TDRS-K Arrives at Kennedy for Launch Processing

Sierra Nevada Corporation Selected by NASA to Receive Human Spaceflight Certification Products Contract

Mr Xi in Space

China plans manned space launch in 2013: state media

China to launch manned spacecraft

Tiangong 1 Parked And Waiting As Shenzhou 10 Mission Prep Continues

New ISS crew docked at Space Station

Expedition 34 Spends Christmas in Space

Three astronauts blast off for ISS in Russian craft

Soyuz rocket brings trio to space station

Ariane 5 ECA orbits Skynet 5D and Mexsat Bicentenario satellites

Payload integration complete for final 2012 Ariane 5 mission

Arctic town eyes future as Europe's gateway to space

ISRO planning 10 space missions in 2013

Closest sun-like star may have planets

Nearby star is good candidate for Earth-like planets

Venus transit and lunar mirror could help astronomers find worlds around other stars

Astronomers discover and 'weigh' infant solar system

2012: Consumer tech takes center stage

Molecular levers may make materials better

Netflix blames Amazon for Christmas Eve outage

Turbopump Bearing Blamed For Failed Russian Comsat Orbiting
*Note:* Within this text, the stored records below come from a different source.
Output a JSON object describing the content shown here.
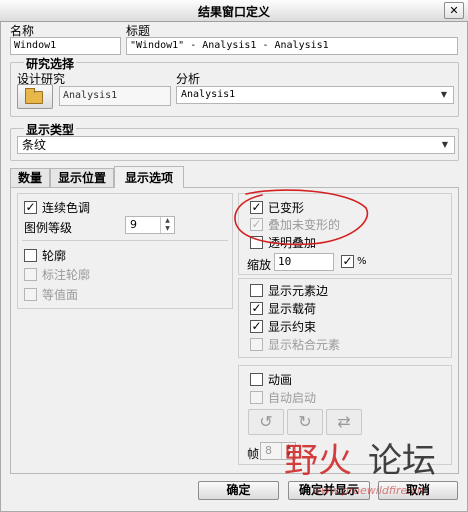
{
  "window": {
    "title": "结果窗口定义",
    "close_glyph": "✕"
  },
  "name": {
    "label": "名称",
    "value": "Window1"
  },
  "title_field": {
    "label": "标题",
    "value": "\"Window1\" - Analysis1 - Analysis1"
  },
  "study": {
    "group_title": "研究选择",
    "design_label": "设计研究",
    "design_value": "Analysis1",
    "analysis_label": "分析",
    "analysis_value": "Analysis1"
  },
  "display_type": {
    "group_title": "显示类型",
    "value": "条纹"
  },
  "tabs": [
    "数量",
    "显示位置",
    "显示选项"
  ],
  "left": {
    "continuous_tone": {
      "label": "连续色调",
      "checked": true
    },
    "legend_level": {
      "label": "图例等级",
      "value": "9"
    },
    "contour": {
      "label": "轮廓",
      "checked": false
    },
    "label_contour": {
      "label": "标注轮廓",
      "checked": false
    },
    "isosurface": {
      "label": "等值面",
      "checked": false
    }
  },
  "right_top": {
    "deformed": {
      "label": "已变形",
      "checked": true
    },
    "overlay_undeformed": {
      "label": "叠加未变形的",
      "checked": true
    },
    "transparent_overlay": {
      "label": "透明叠加",
      "checked": false
    },
    "scale": {
      "label": "缩放",
      "value": "10",
      "percent_checked": true,
      "percent_label": "%"
    }
  },
  "right_mid": {
    "element_edges": {
      "label": "显示元素边",
      "checked": false
    },
    "loads": {
      "label": "显示载荷",
      "checked": true
    },
    "constraints": {
      "label": "显示约束",
      "checked": true
    },
    "bonded_elements": {
      "label": "显示粘合元素",
      "checked": false
    }
  },
  "animation": {
    "animate": {
      "label": "动画",
      "checked": false
    },
    "auto_start": {
      "label": "自动启动",
      "checked": false
    },
    "frames_label": "帧",
    "frames_value": "8"
  },
  "buttons": {
    "ok": "确定",
    "ok_show": "确定并显示",
    "cancel": "取消"
  },
  "watermark": {
    "text_a": "野火",
    "text_b": "论坛",
    "url": "www.proewildfire.cn"
  },
  "colors": {
    "annotation": "#d42020",
    "watermark": "#d12a2a"
  }
}
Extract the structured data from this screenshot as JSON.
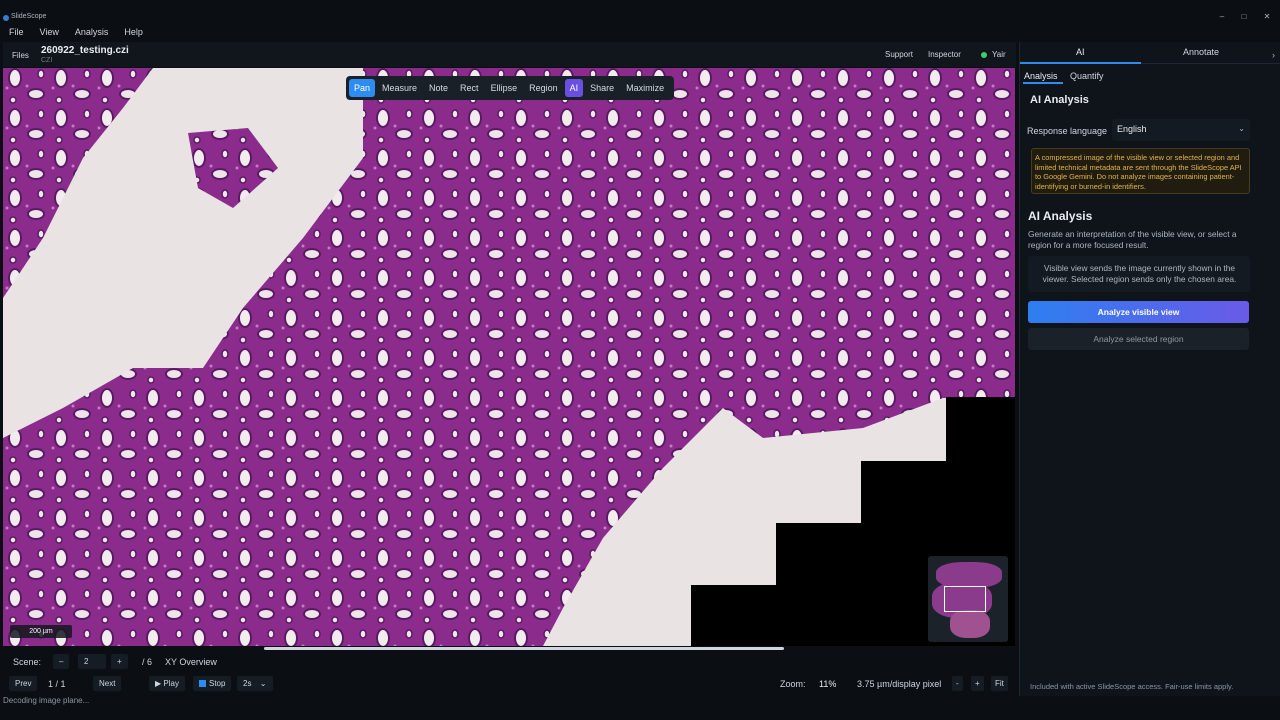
{
  "window": {
    "title": "SlideScope",
    "controls": [
      "–",
      "□",
      "✕"
    ]
  },
  "menu": [
    "File",
    "View",
    "Analysis",
    "Help"
  ],
  "file_bar": {
    "files_label": "Files",
    "file_name": "260922_testing.czi",
    "file_type": "CZI",
    "support_label": "Support",
    "inspector_label": "Inspector",
    "user_name": "Yair"
  },
  "toolbar": {
    "tools": [
      "Pan",
      "Measure",
      "Note",
      "Rect",
      "Ellipse",
      "Region",
      "AI",
      "Share",
      "Maximize"
    ],
    "active_tool": "Pan"
  },
  "viewer": {
    "scale_bar_label": "200 µm"
  },
  "scene_controls": {
    "scene_label": "Scene:",
    "minus": "–",
    "scene_value": "2",
    "plus": "+",
    "total": "/ 6",
    "overview_label": "XY Overview"
  },
  "playback": {
    "prev_label": "Prev",
    "page": "1 / 1",
    "next_label": "Next",
    "play_label": "▶ Play",
    "stop_label": "Stop",
    "interval": "2s",
    "zoom_label": "Zoom:",
    "zoom_value": "11%",
    "resolution": "3.75 µm/display pixel",
    "zoom_minus": "-",
    "zoom_plus": "+",
    "fit_label": "Fit"
  },
  "status": {
    "text": "Decoding image plane..."
  },
  "right_panel": {
    "tabs": [
      "AI",
      "Annotate"
    ],
    "subtabs": [
      "Analysis",
      "Quantify"
    ],
    "section_title": "AI Analysis",
    "language_label": "Response language",
    "language_value": "English",
    "warning": "A compressed image of the visible view or selected region and limited technical metadata are sent through the SlideScope API to Google Gemini. Do not analyze images containing patient-identifying or burned-in identifiers.",
    "ai_title": "AI Analysis",
    "ai_description": "Generate an interpretation of the visible view, or select a region for a more focused result.",
    "info": "Visible view sends the image currently shown in the viewer. Selected region sends only the chosen area.",
    "analyze_visible": "Analyze visible view",
    "analyze_selected": "Analyze selected region",
    "footer": "Included with active SlideScope access. Fair-use limits apply."
  },
  "colors": {
    "accent": "#2d8cf0",
    "ai_accent": "#6a4fe0",
    "tissue": "#8e2f8f",
    "warning_text": "#e0b44c"
  }
}
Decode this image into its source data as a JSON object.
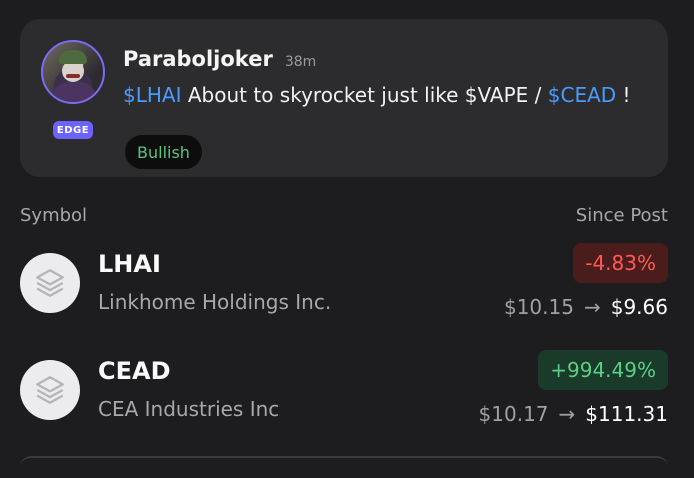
{
  "post": {
    "username": "Paraboljoker",
    "time": "38m",
    "badge": "EDGE",
    "body": {
      "tag1": "$LHAI",
      "middle": " About to skyrocket just like $VAPE / ",
      "tag2": "$CEAD",
      "end": " !"
    },
    "sentiment": "Bullish"
  },
  "table": {
    "col_symbol": "Symbol",
    "col_since": "Since Post",
    "rows": [
      {
        "ticker": "LHAI",
        "company": "Linkhome Holdings Inc.",
        "change": "-4.83%",
        "from": "$10.15",
        "to": "$9.66",
        "icon": "layers-icon"
      },
      {
        "ticker": "CEAD",
        "company": "CEA Industries Inc",
        "change": "+994.49%",
        "from": "$10.17",
        "to": "$111.31",
        "icon": "layers-icon"
      }
    ]
  },
  "colors": {
    "background": "#1d1d1f",
    "card": "#2c2c2e",
    "cashtag": "#4a9bff",
    "bullish": "#58c47f",
    "negative": "#ff5a52",
    "positive": "#5ccf87",
    "edge_badge": "#6c63ff"
  }
}
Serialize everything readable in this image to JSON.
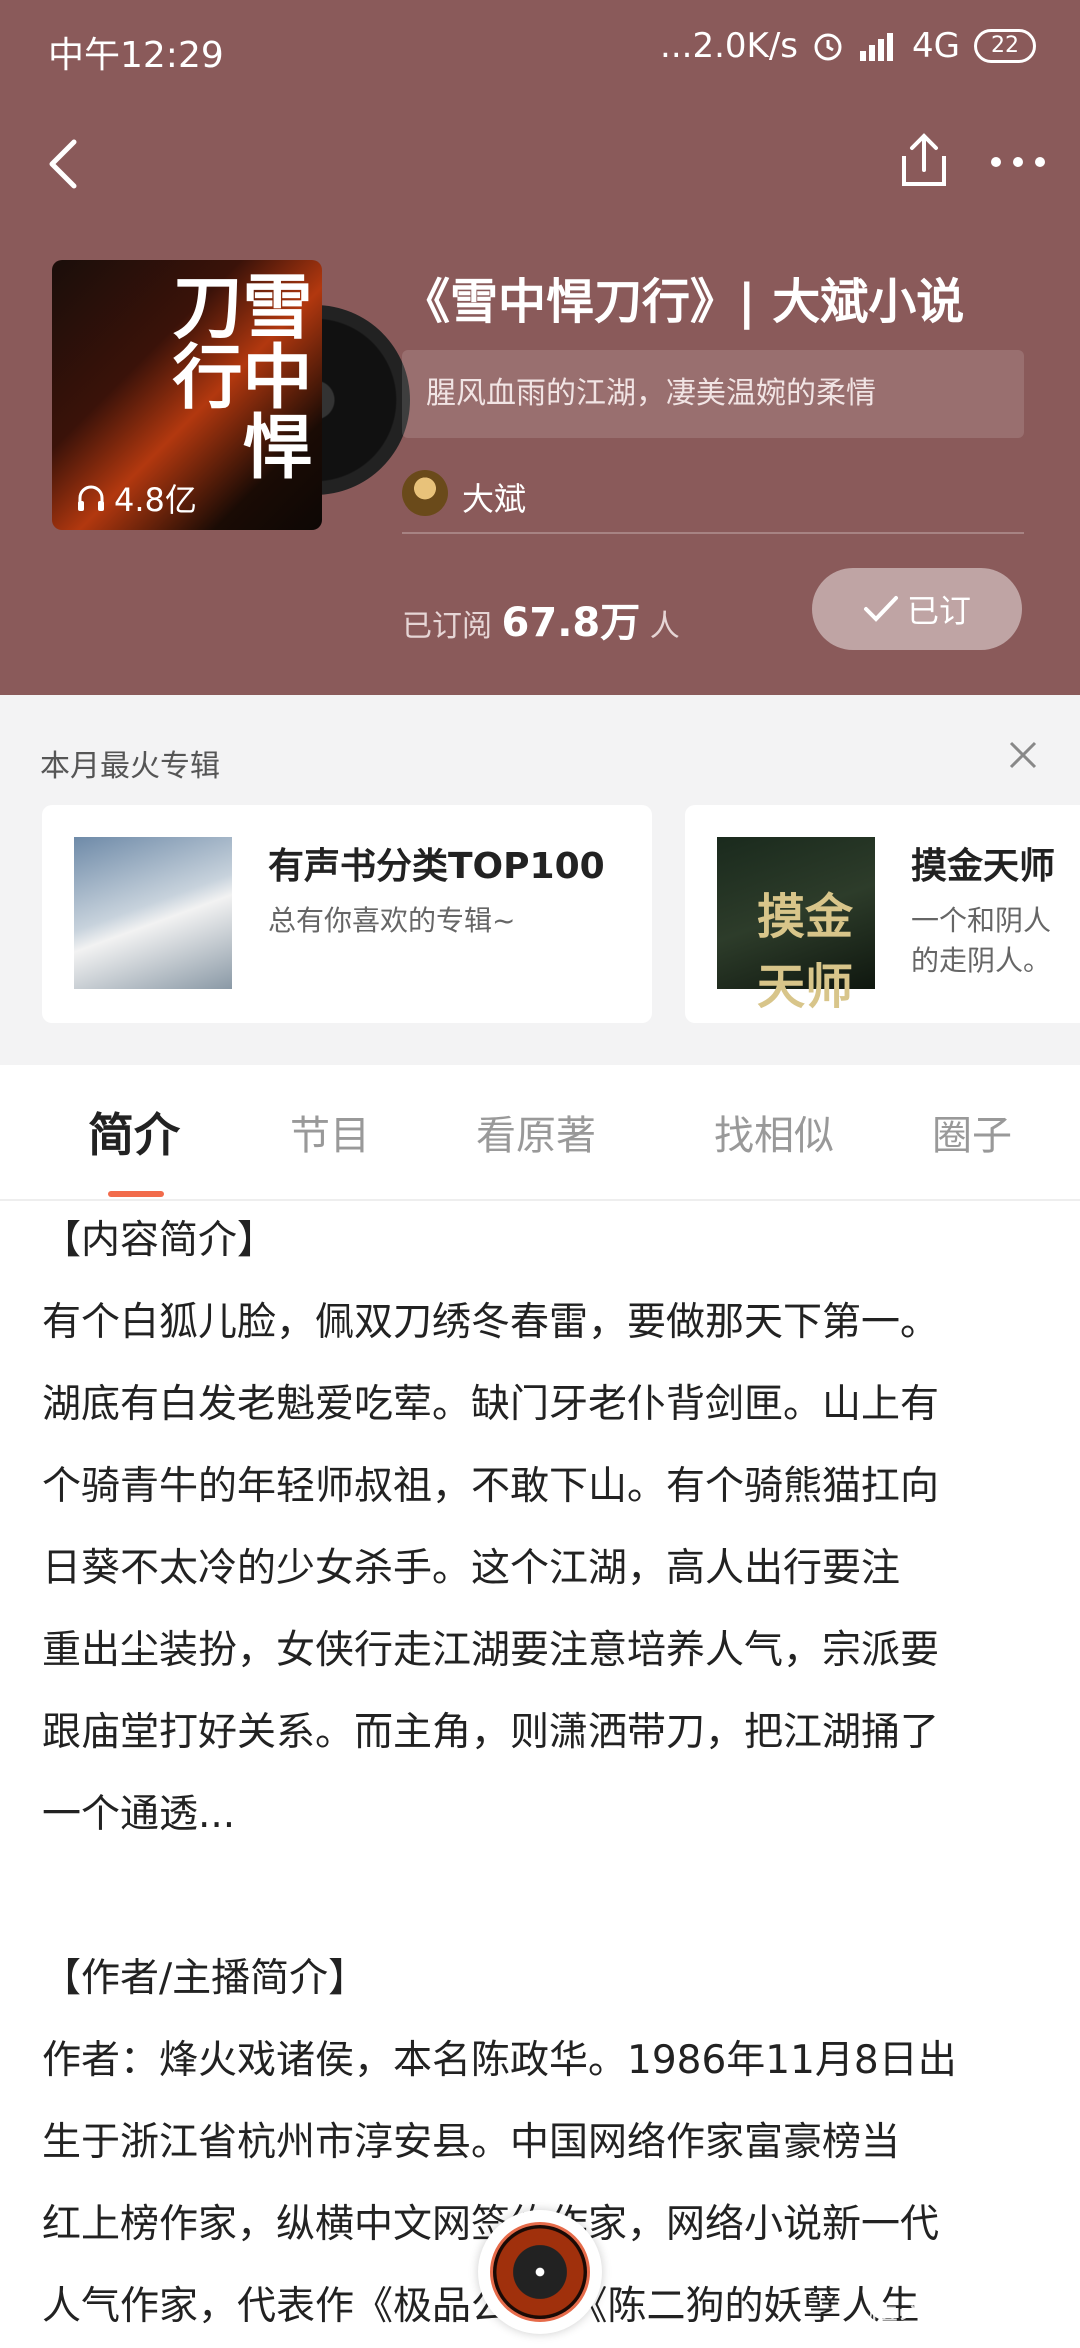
{
  "status_bar": {
    "time": "中午12:29",
    "network": "...2.0K/s",
    "signal": "4G",
    "battery": "22"
  },
  "header": {
    "back_icon": "back-arrow-icon",
    "share_icon": "share-icon",
    "more_icon": "more-dots-icon"
  },
  "album": {
    "plays": "4.8亿",
    "cover_title": "雪中悍刀行",
    "title": "《雪中悍刀行》| 大斌小说",
    "tagline": "腥风血雨的江湖，凄美温婉的柔情",
    "author": "大斌",
    "subscribed_prefix": "已订阅",
    "subscribed_count": "67.8万",
    "subscribed_suffix": "人",
    "subscribe_button": "已订"
  },
  "hot_albums": {
    "title": "本月最火专辑",
    "items": [
      {
        "name": "有声书分类TOP100",
        "desc": "总有你喜欢的专辑~"
      },
      {
        "name": "摸金天师",
        "desc_line1": "一个和阴人",
        "desc_line2": "的走阴人。",
        "cover_text": "摸金天师"
      }
    ]
  },
  "tabs": [
    "简介",
    "节目",
    "看原著",
    "找相似",
    "圈子"
  ],
  "intro": {
    "section1_title": "【内容简介】",
    "section1_lines": [
      "有个白狐儿脸，佩双刀绣冬春雷，要做那天下第一。",
      "湖底有白发老魁爱吃荤。缺门牙老仆背剑匣。山上有",
      "个骑青牛的年轻师叔祖，不敢下山。有个骑熊猫扛向",
      "日葵不太冷的少女杀手。这个江湖，高人出行要注",
      "重出尘装扮，女侠行走江湖要注意培养人气，宗派要",
      "跟庙堂打好关系。而主角，则潇洒带刀，把江湖捅了",
      "一个通透..."
    ],
    "section2_title": "【作者/主播简介】",
    "section2_lines": [
      "作者：烽火戏诸侯，本名陈政华。1986年11月8日出",
      "生于浙江省杭州市淳安县。中国网络作家富豪榜当",
      "红上榜作家，纵横中文网签约作家，网络小说新一代",
      "人气作家，代表作《极品公子》《陈二狗的妖孽人生"
    ]
  },
  "watermark": "悟空问答",
  "colors": {
    "hero_bg": "#8a5a5a",
    "accent": "#f26b4b",
    "page_bg": "#f3f3f4"
  }
}
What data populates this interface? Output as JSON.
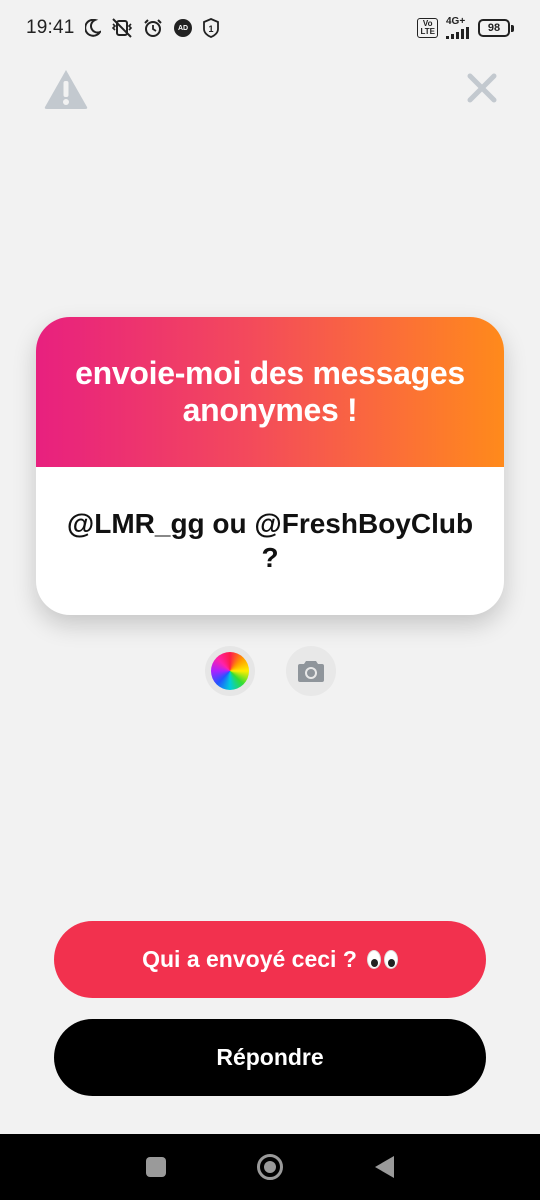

The content herein, unless otherwise known to be public domain, are Copyright 1995-2014 - Space Media Network. AFP, UPI and IANS news wire stories are copyright Agence France-Presse, United Press International and Indo-Asia News Service. ESA Portal Reports are copyright European Space Agency. All NASA sourced material is public domain. Additional copyrights may apply in whole or part to other bona fide parties. Advertising does not imply endorsement,agreement or approval of any opinions, statements or information provided by Space Media Network on any Web page published or hosted by Space Media Network. Privacy Statement